Understand the person or Mr. Thomas Cawton to be, who preached “before the lord mayor yesterday; and him you are to apprehend, and “bring into safe custody, before the council of state, for seditious preach”ing; hereof you are not to fail, and for so doing this shall be your “sufficient warrant.”—Lift of Mr. Canton, p. 27. Life of Mr. Canton, p. 48—66.—The former of these learned Works was printed in six volumes folio, and was the first book published in England by subscription. The latter cost the author the assiduous labour of seventeen years. His unwearied diligence employed in this undertaking injured his health, and impaired his constitution; and the immense expense attending it entirely rained him of his fortune. He spent upon it upwards of twelve thousand pounds. The author only received a very poor reward for his incredible and indeed Herculean labour. (Granger’s vol. iii. p. 29.—Biographia Britannica, vol. iii. p. 310. Edit. 1778.)
At length, Mr. Cawton having served the Lord seven years at Cambridge, seven years at Wivenhoe, seven years in London, and seven years in Holland, died at Rotterdam of a fit of the palsy, August 7, 1659, in the fifty-fourth year of his age. He was a laborious student, an excellent logician, and an incomparable linguist. He had a most exact knowledge of the Greek, Hebrew, Chaldee, Syriac, and Arabic; and was familiar in the Dutch, Saxon, Italian, Spanish, and French languages. But that which made his excellent abilities and literature appear to the greatest advantage, was his eminent piety and holy conversation. He was highly distinguished for his faith, patience, sincerity, self-denial, and hospitality.

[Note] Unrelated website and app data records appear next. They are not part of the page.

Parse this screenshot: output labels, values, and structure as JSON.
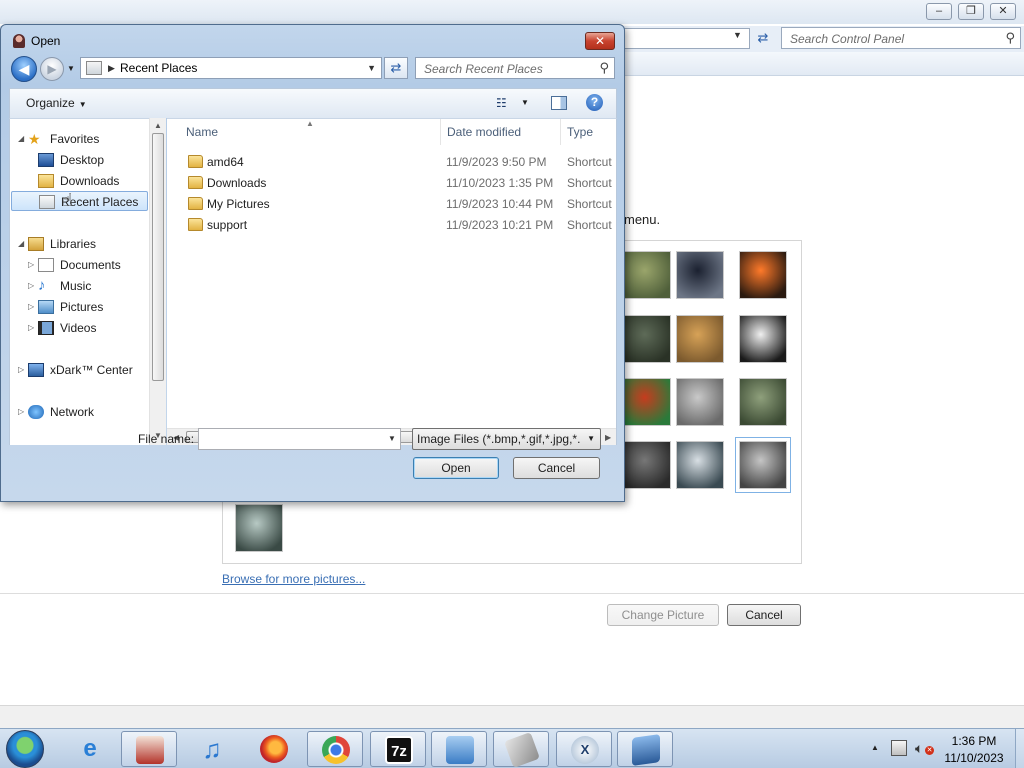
{
  "background_window": {
    "title_buttons": [
      "minimize",
      "restore",
      "close"
    ],
    "search_placeholder": "Search Control Panel",
    "hint_text": "menu.",
    "browse_link": "Browse for more pictures...",
    "change_picture_label": "Change Picture",
    "cancel_label": "Cancel",
    "pictures": [
      {
        "name": "green-field",
        "colors": [
          "#9aa56b",
          "#4f5f3a"
        ]
      },
      {
        "name": "space-planet",
        "colors": [
          "#1b2130",
          "#6d7686"
        ]
      },
      {
        "name": "light-road",
        "colors": [
          "#ff7a2a",
          "#2a1a10"
        ]
      },
      {
        "name": "dark-landscape",
        "colors": [
          "#5e6b58",
          "#2a3226"
        ]
      },
      {
        "name": "melting-clock",
        "colors": [
          "#d7a257",
          "#7c5a2e"
        ]
      },
      {
        "name": "creature-sketch",
        "colors": [
          "#f0f0f0",
          "#1a1a1a"
        ]
      },
      {
        "name": "swirl-planet",
        "colors": [
          "#c63c1e",
          "#2a7a3a"
        ]
      },
      {
        "name": "eye-closeup",
        "colors": [
          "#c9c9c9",
          "#6a6a6a"
        ]
      },
      {
        "name": "ruins-scene",
        "colors": [
          "#8fa07c",
          "#3b4a33"
        ]
      },
      {
        "name": "chair-room",
        "colors": [
          "#777777",
          "#2a2a2a"
        ]
      },
      {
        "name": "surreal-figure",
        "colors": [
          "#d8dfe4",
          "#3a4a52"
        ]
      },
      {
        "name": "man-portrait",
        "colors": [
          "#c5c5c5",
          "#444444"
        ]
      },
      {
        "name": "glass-cube",
        "colors": [
          "#b7c9c4",
          "#3a4a45"
        ]
      }
    ],
    "selected_picture": "man-portrait"
  },
  "dialog": {
    "title": "Open",
    "close_glyph": "✕",
    "address": "Recent Places",
    "search_placeholder": "Search Recent Places",
    "organize_label": "Organize",
    "nav": {
      "favorites": "Favorites",
      "desktop": "Desktop",
      "downloads": "Downloads",
      "recent_places": "Recent Places",
      "libraries": "Libraries",
      "documents": "Documents",
      "music": "Music",
      "pictures": "Pictures",
      "videos": "Videos",
      "computer": "xDark™ Center",
      "network": "Network"
    },
    "columns": {
      "name": "Name",
      "date": "Date modified",
      "type": "Type"
    },
    "files": [
      {
        "name": "amd64",
        "date": "11/9/2023 9:50 PM",
        "type": "Shortcut",
        "icon": "folder-icon"
      },
      {
        "name": "Downloads",
        "date": "11/10/2023 1:35 PM",
        "type": "Shortcut",
        "icon": "downloads-folder-icon"
      },
      {
        "name": "My Pictures",
        "date": "11/9/2023 10:44 PM",
        "type": "Shortcut",
        "icon": "pictures-folder-icon"
      },
      {
        "name": "support",
        "date": "11/9/2023 10:21 PM",
        "type": "Shortcut",
        "icon": "folder-icon"
      }
    ],
    "file_name_label": "File name:",
    "file_name_value": "",
    "file_type": "Image Files (*.bmp,*.gif,*.jpg,*.",
    "open_label": "Open",
    "cancel_label": "Cancel"
  },
  "taskbar": {
    "apps": [
      "internet-explorer",
      "media-app",
      "itunes",
      "firefox",
      "chrome",
      "7zip",
      "control-panel",
      "app-8",
      "app-9",
      "app-10"
    ],
    "clock_time": "1:36 PM",
    "clock_date": "11/10/2023"
  }
}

As a minister, he was laborious, affectionate, and faithful; as a master, he was the teacher and governor of his house; as a husband, he was affectionate and tenderhearted; as a father, he was ever careful to promote the best interests of his children ;t and, it is added, ” he was a great honour to his profession, and a pattern of virtue in every social relation. He had few equals in learnings and scarcely a superior in piety” Wood says, ” he was a learned and religious puritan,” which is no mean character from his unworthy pen. The learned Mr. Thomas Cawton, one of the ejected nonconformists in 1662, was his son.y He trod in the footsteps of his father, whose life he published in 1662, with tin sermon annexed which his father preached at Mertftr’s chapel, February 25, 1648, entitled, ” God’s Rule for a Godly Life; or, a Gospel-Conversation opened and applied,” from Phil. i. 27.
(Life of Mr. Cawton,- p. 22-42; See Art. Christopher Love. Palmer’s Noncon. Mem. vol. i. p. 142.)